After having walked for several miles on the landward side of the sea wall, on this southern stretch we were able to cross to the seaward side. As we started walking west, the tide finally started coming in, racing at speed across the sands. It echoed off the wall as we walked, giving the strange sensation of being able to hear the rushing of the waters on both sides.
The approaching tide is most welcome, particularly in overcast weather such as this. It brings movement, life and sound as the water replaces the cold and silent sands. Hours earlier, the tide had covered the sands nearest the shore in an intricate jigsaw of rivulets as it had retreated.

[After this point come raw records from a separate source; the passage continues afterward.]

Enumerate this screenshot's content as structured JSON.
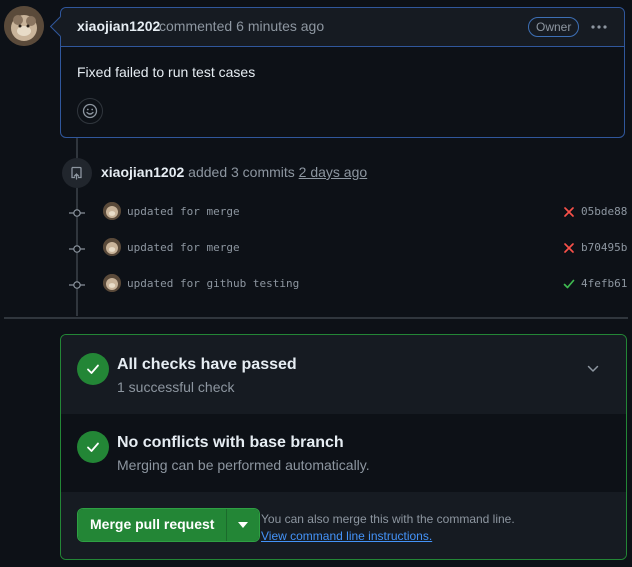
{
  "comment": {
    "author": "xiaojian1202",
    "action": "commented",
    "time": "6 minutes ago",
    "badge": "Owner",
    "body": "Fixed failed to run test cases"
  },
  "push_event": {
    "author": "xiaojian1202",
    "action": "added 3 commits",
    "time": "2 days ago"
  },
  "commits": [
    {
      "message": "updated for merge",
      "status": "failure",
      "sha": "05bde88"
    },
    {
      "message": "updated for merge",
      "status": "failure",
      "sha": "b70495b"
    },
    {
      "message": "updated for github testing",
      "status": "success",
      "sha": "4fefb61"
    }
  ],
  "merge_box": {
    "checks": {
      "title": "All checks have passed",
      "subtitle": "1 successful check"
    },
    "conflicts": {
      "title": "No conflicts with base branch",
      "subtitle": "Merging can be performed automatically."
    },
    "merge_button_label": "Merge pull request",
    "hint_text": "You can also merge this with the command line.",
    "hint_link": "View command line instructions."
  },
  "colors": {
    "accent_blue": "#4493f8",
    "success_green": "#238636",
    "danger_red": "#f85149",
    "background": "#0d1117"
  }
}
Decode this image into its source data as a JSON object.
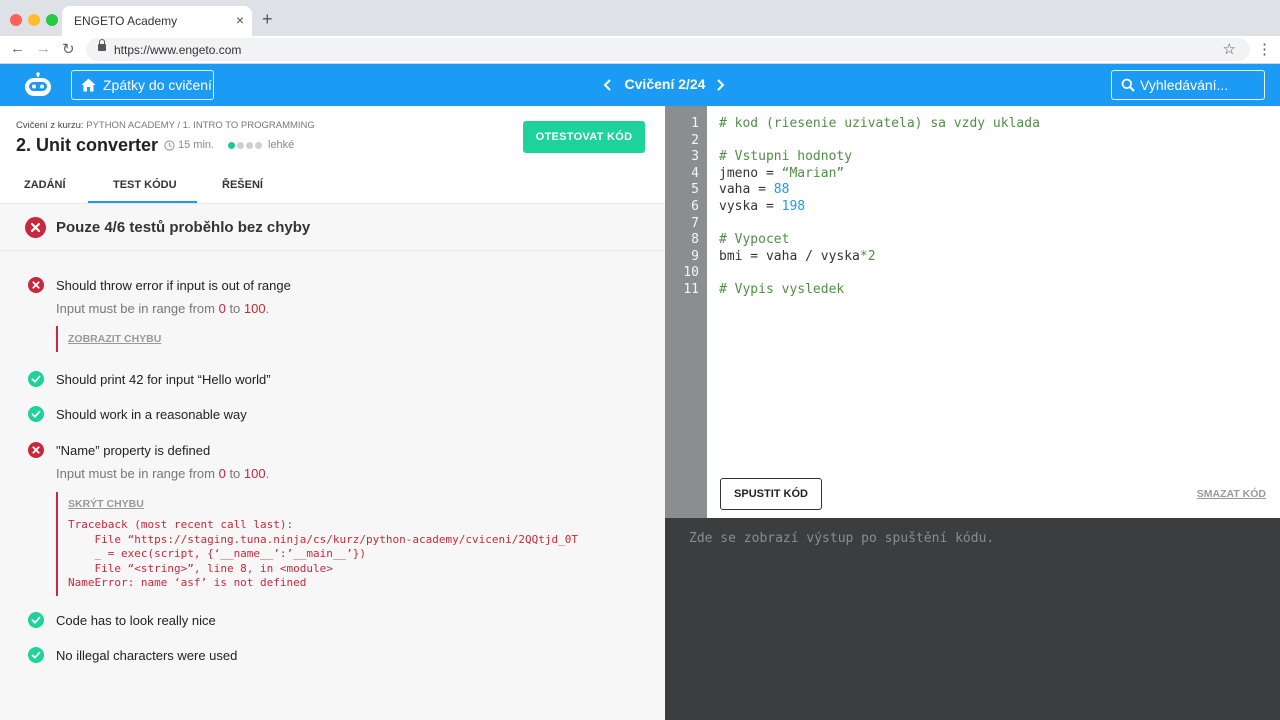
{
  "browser": {
    "tab_title": "ENGETO Academy",
    "tab_close": "×",
    "new_tab": "+",
    "url": "https://www.engeto.com",
    "back": "←",
    "forward": "→",
    "reload": "↻",
    "bookmark": "☆",
    "menu": "⋮"
  },
  "header": {
    "back_label": "Zpátky do cvičení",
    "exercise_nav": "Cvičení 2/24",
    "search_placeholder": "Vyhledávání...",
    "accent_color": "#1c9bf5"
  },
  "exercise": {
    "course_prefix": "Cvičení z kurzu:",
    "course_path": "PYTHON ACADEMY / 1. INTRO TO PROGRAMMING",
    "title": "2. Unit converter",
    "duration": "15 min.",
    "difficulty_level": 1,
    "difficulty_max": 4,
    "difficulty_label": "lehké",
    "test_button": "OTESTOVAT KÓD"
  },
  "tabs": [
    {
      "label": "ZADÁNÍ"
    },
    {
      "label": "TEST KÓDU",
      "active": true
    },
    {
      "label": "ŘEŠENÍ"
    }
  ],
  "results": {
    "summary": "Pouze 4/6 testů proběhlo bez chyby",
    "error_color": "#c7283c",
    "success_color": "#1dd39a",
    "tests": [
      {
        "status": "fail",
        "name": "Should throw error if input is out of range",
        "msg_prefix": "Input must be in range from ",
        "msg_from": "0",
        "msg_mid": " to ",
        "msg_to": "100",
        "msg_suffix": ".",
        "toggle": "ZOBRAZIT CHYBU"
      },
      {
        "status": "pass",
        "name": "Should print 42 for input “Hello world”"
      },
      {
        "status": "pass",
        "name": "Should work in a reasonable way"
      },
      {
        "status": "fail",
        "name": "\"Name” property is defined",
        "msg_prefix": "Input must be in range from ",
        "msg_from": "0",
        "msg_mid": " to ",
        "msg_to": "100",
        "msg_suffix": ".",
        "toggle": "SKRÝT CHYBU",
        "traceback": [
          "Traceback (most recent call last):",
          "    File “https://staging.tuna.ninja/cs/kurz/python-academy/cviceni/2QQtjd_0T",
          "    _ = exec(script, {‘__name__’:’__main__’})",
          "    File “<string>”, line 8, in <module>",
          "NameError: name ‘asf’ is not defined"
        ]
      },
      {
        "status": "pass",
        "name": "Code has to look really nice"
      },
      {
        "status": "pass",
        "name": "No illegal characters were used"
      }
    ]
  },
  "editor": {
    "lines": [
      {
        "num": "1",
        "tokens": [
          {
            "t": "c",
            "v": "# kod (riesenie uzivatela) sa vzdy uklada"
          }
        ]
      },
      {
        "num": "2",
        "tokens": []
      },
      {
        "num": "3",
        "tokens": [
          {
            "t": "c",
            "v": "# Vstupni hodnoty"
          }
        ]
      },
      {
        "num": "4",
        "tokens": [
          {
            "t": "p",
            "v": "jmeno = "
          },
          {
            "t": "s",
            "v": "“Marian”"
          }
        ]
      },
      {
        "num": "5",
        "tokens": [
          {
            "t": "p",
            "v": "vaha = "
          },
          {
            "t": "n",
            "v": "88"
          }
        ]
      },
      {
        "num": "6",
        "tokens": [
          {
            "t": "p",
            "v": "vyska = "
          },
          {
            "t": "n",
            "v": "198"
          }
        ]
      },
      {
        "num": "7",
        "tokens": []
      },
      {
        "num": "8",
        "tokens": [
          {
            "t": "c",
            "v": "# Vypocet"
          }
        ]
      },
      {
        "num": "9",
        "tokens": [
          {
            "t": "p",
            "v": "bmi = vaha / vyska"
          },
          {
            "t": "o",
            "v": "*2"
          }
        ]
      },
      {
        "num": "10",
        "tokens": []
      },
      {
        "num": "11",
        "tokens": [
          {
            "t": "c",
            "v": "# Vypis vysledek"
          }
        ]
      }
    ],
    "run_button": "SPUSTIT KÓD",
    "clear_link": "SMAZAT KÓD"
  },
  "console": {
    "placeholder": "Zde se zobrazí výstup po spuštění kódu."
  }
}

As we arrived at our final destination for today’s walk, the tide was coming back to cover over the patterns it had left.
As for us, we stopped at the most inviting looking of the pubs we could find in the area. “Inviting” is not a fully accurate description of a relatively drab looking building, where the barmaid told me that they had run out of crisps and the patrons watched two local Essex teams play football on three oversized screens which dominated the bar. We called for a taxi back to our car at Benfleet as the first few drops of rain began to fall.
Points on this walk (copy and paste the co-ordinates into Google Earth):
- Canvey Road – the Bridge to Canvey Island: N 51° 32.509 E 000° 33.927
- Sea Wall by Newlands: N 51° 31.593 E 000° 36.847
- Canvey Heights Country Park: N 51° 31.393 E 000° 37.247
- Smallgains Creek: N 51° 31.243 E 000° 37.247
- Canvey Island Beach: N 51° 30.743 E 000° 36.027
Walk #5 Statistics:
- Date of Walk: 4 December 2011
- Walk #4 total distance covered: 6.32 miles
- Coast of Britain Walk Total Distance Covered: 29.42 miles
- CLICK HERE FOR LINK TO INTERACTIVE MAP!!!